The past year has been catastrophic for many investors. Runaway inflation and rapidly rising interest rates triggered a stock market meltdown that has erased more than $9 trillion in wealth. In fact, the S&P 500 had its worst first half since 1970 as recession fears drove the benchmark index into a bear market.

Coping with massive losses can be difficult for investors, but dealing with uncertainty is often the hardest part of any downturn. It's impossible to predict when the stock market will rebound, but smart investors do know one thing: Now is the best time to buy stocks. In fact, Warren Buffett once said, "The best chance to deploy capital is when things are going down."

Here are two reasons why that's true.

A stock price chart is displayed in glowing red.

Image source: Getty Images.

1. Most of the stock market's best days take place during bear markets

Buffett penned an op-ed piece for The New York Times during the Great Recession, explaining the simple rule that dictates his buying: "Be fearful when others are greedy, and greedy when others are fearful." Those words are especially relevant right now. The financial world is mired in fear, and fear "serves up bargain purchases," according to Buffett.

Of course, quoting famous investors is fine, but hard facts are far more useful. And the facts are crystal clear: Bear markets have historically been the best time to buy stocks, simply because missing the inevitable rebound is one of the most costly mistakes an investor can make. Case in point: The S&P 500 climbed 517% between Jan. 2002 and Dec. 2021, but if the 10 best days in that period are excluded, the return drops to 183%.

That means any investor who missed the 10 best days in the last two decades paid a heavy price for sitting on the sidelines. But here's the most important detail: Eight out of those 10 days took place during a bear market, and the other two took place within one month of a bear market's bottom. For that reason, it simply does not make sense to sit on the sidelines right now.

2. The odds of a positive return improve with time

A long-term mindset is one of the most valuable traits any investor can possess. Over short periods of time, the stock market moves up and down in response to countless variables interacting in complex ways, which makes forecasting short-term price action impossible. But over long periods of time, the stock market has consistently created wealth for patient investors. To that end, Buffett once observed "the stock market is designed to transfer money from the active to the patient."

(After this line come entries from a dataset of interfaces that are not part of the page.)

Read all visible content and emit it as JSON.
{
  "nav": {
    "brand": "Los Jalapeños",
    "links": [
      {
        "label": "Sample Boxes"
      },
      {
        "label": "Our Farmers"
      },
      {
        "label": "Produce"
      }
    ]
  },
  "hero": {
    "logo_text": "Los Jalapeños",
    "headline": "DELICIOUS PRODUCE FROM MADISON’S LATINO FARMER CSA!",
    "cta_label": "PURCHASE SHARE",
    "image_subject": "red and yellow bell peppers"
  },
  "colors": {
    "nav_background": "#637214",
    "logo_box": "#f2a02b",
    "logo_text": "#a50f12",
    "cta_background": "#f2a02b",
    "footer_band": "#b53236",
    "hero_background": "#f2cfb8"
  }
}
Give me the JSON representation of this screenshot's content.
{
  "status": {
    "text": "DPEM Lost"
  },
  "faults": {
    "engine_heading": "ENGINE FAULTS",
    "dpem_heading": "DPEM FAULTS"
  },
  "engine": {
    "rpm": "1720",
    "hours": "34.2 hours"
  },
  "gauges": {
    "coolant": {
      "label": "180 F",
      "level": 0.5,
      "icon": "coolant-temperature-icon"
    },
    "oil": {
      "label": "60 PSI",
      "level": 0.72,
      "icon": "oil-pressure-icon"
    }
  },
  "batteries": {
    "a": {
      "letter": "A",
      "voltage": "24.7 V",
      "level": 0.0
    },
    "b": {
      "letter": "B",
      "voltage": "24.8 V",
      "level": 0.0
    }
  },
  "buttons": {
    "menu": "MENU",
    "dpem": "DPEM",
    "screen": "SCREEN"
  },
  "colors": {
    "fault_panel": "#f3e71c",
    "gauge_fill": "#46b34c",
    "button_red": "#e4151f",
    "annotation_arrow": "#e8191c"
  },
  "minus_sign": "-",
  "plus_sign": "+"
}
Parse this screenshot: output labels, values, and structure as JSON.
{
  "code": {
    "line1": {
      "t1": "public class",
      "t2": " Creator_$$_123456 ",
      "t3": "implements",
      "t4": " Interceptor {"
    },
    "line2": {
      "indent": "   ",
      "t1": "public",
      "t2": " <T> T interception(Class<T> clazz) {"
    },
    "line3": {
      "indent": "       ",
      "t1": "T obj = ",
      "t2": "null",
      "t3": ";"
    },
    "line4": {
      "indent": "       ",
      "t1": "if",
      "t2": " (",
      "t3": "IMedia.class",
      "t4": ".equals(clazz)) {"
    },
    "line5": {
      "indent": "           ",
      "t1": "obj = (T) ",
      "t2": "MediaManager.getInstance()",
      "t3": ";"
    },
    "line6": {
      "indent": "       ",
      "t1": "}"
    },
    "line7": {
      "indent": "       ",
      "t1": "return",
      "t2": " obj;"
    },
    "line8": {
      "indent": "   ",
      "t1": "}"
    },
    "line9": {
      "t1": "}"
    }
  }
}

The chart below illustrates the importance of a long-term mindset. As indicated, the S&P 500 is more likely to produce a positive return over longer time horizons.

Holding Period

Odds of a Positive Return in the S&P 500

1 year


5 years


10 years


20 years


Data source: Highcharts. Note: based on data collected from Jan. 1871 to Nov. 2022.

Crestmont Research has published similar data. It indicates that the S&P 500 has produced a positive return over every rolling 20-year period since 1919. In other words, if an investor purchased an S&P 500 index fund any time in the last century and held that index fund for at least 20 years, they made money on their initial investment.

In a nutshell, the odds of making money in the U.S. stock market improve with time, and there is no time like the present to start (or continue) investing. To borrow one last quote from Buffett, "American business -- and consequently a basket of stocks -- is virtually certain to be worth far more in the years ahead."